Go through the data and copy each line where the word "title" shows up.

┌──

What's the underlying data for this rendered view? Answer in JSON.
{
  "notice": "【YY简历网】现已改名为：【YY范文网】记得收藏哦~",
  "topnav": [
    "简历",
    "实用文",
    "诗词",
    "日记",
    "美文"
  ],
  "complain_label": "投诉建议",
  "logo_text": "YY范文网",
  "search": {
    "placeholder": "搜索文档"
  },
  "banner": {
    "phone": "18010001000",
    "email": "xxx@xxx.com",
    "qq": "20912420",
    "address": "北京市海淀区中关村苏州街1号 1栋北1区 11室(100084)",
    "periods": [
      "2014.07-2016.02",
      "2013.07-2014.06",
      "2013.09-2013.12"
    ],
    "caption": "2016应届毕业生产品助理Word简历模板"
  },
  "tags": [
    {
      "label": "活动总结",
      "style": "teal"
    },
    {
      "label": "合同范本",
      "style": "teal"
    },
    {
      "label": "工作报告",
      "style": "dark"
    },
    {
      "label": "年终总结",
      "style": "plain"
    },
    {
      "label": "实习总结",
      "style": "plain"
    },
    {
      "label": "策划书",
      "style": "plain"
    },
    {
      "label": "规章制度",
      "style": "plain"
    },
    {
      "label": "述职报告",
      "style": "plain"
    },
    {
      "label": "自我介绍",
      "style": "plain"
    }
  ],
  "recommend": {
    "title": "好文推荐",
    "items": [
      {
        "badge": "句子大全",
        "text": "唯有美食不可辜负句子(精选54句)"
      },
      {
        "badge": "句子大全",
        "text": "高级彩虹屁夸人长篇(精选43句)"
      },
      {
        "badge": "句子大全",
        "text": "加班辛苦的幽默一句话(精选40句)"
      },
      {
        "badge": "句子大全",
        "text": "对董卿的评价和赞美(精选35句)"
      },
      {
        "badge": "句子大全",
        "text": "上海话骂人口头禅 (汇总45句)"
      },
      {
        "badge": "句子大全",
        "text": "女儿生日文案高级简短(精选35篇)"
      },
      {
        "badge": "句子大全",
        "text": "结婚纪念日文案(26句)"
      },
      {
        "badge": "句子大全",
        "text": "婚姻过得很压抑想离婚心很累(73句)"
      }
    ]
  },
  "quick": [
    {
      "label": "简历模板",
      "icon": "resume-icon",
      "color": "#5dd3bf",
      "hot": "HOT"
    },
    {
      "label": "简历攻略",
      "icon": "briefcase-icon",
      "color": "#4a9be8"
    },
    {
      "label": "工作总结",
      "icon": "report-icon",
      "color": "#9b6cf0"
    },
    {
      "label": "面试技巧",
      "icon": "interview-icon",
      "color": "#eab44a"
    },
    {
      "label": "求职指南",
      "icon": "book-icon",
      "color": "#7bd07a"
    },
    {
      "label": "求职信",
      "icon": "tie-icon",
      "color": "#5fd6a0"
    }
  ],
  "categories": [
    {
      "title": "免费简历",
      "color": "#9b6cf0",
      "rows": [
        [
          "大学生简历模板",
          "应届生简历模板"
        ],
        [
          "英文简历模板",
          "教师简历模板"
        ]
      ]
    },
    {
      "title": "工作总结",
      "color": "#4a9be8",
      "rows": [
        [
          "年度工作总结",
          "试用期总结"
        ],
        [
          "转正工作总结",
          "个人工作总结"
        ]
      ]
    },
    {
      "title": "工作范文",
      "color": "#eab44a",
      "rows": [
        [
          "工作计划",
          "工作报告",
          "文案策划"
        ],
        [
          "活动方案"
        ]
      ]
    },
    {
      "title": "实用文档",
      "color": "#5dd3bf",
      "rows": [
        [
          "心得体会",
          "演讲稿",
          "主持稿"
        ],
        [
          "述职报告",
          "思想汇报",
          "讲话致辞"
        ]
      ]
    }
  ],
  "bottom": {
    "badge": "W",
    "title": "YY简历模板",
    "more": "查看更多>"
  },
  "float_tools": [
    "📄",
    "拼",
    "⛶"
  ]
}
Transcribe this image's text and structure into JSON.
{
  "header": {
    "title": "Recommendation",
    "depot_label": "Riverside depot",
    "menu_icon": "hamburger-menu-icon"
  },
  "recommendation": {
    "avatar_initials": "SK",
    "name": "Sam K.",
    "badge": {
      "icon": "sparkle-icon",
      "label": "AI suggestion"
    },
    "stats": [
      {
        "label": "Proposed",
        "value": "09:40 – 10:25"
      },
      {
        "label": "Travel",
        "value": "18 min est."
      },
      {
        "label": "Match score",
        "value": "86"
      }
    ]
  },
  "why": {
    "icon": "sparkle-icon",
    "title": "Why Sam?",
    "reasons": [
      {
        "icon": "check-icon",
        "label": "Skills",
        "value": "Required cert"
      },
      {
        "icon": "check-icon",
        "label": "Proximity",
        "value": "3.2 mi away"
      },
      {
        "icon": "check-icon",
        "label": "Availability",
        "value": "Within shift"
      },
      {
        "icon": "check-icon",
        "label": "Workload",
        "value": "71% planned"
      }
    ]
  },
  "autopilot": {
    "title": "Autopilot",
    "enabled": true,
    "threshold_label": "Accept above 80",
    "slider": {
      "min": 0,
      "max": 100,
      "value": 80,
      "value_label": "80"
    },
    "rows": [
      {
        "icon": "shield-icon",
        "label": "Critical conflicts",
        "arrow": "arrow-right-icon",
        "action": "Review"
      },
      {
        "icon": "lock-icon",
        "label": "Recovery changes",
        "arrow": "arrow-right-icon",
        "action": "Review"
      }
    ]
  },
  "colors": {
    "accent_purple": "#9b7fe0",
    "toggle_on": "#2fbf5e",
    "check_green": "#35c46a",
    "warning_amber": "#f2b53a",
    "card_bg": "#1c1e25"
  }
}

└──

Task output ▸
    "title": "好文推荐",
      "title": "免费简历",
      "title": "工作总结",
      "title": "工作范文",
      "title": "实用文档",
    "title": "YY简历模板",
    "title": "Recommendation",
    "title": "Why Sam?",
    "title": "Autopilot",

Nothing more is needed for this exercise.